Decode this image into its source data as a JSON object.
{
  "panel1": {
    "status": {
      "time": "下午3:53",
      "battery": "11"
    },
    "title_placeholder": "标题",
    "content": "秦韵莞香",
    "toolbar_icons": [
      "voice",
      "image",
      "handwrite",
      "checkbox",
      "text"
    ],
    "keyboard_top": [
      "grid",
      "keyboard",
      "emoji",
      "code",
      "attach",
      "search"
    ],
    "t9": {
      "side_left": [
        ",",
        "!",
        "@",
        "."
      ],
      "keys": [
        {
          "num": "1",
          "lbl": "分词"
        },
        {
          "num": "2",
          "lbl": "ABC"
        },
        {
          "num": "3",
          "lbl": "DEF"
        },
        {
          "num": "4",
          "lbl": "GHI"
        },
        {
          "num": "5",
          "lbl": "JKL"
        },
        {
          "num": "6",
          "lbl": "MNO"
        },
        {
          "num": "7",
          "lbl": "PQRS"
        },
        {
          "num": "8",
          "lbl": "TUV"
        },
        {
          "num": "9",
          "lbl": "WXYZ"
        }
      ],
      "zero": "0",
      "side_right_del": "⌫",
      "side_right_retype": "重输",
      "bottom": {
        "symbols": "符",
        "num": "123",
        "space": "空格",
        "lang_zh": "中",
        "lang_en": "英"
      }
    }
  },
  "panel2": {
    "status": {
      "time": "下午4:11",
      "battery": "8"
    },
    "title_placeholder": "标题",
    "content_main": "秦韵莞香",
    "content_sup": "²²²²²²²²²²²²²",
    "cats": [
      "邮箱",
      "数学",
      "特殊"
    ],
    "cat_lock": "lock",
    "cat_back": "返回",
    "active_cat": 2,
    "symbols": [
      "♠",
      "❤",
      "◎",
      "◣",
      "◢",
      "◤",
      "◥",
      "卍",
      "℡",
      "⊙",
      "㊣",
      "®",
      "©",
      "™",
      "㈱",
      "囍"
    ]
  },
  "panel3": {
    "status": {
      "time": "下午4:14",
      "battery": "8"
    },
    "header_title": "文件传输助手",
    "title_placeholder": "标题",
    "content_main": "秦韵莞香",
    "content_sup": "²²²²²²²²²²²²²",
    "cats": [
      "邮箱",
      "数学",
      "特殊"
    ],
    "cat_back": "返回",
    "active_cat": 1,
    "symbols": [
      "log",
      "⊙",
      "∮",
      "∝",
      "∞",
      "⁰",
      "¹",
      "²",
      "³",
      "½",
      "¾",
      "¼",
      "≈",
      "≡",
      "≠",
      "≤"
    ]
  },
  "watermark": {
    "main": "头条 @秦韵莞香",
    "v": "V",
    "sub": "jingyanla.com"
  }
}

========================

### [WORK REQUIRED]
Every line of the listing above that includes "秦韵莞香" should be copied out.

### [ANSWER SPACE]
    "content": "秦韵莞香",
    "content_main": "秦韵莞香",
    "content_main": "秦韵莞香",
    "main": "头条 @秦韵莞香",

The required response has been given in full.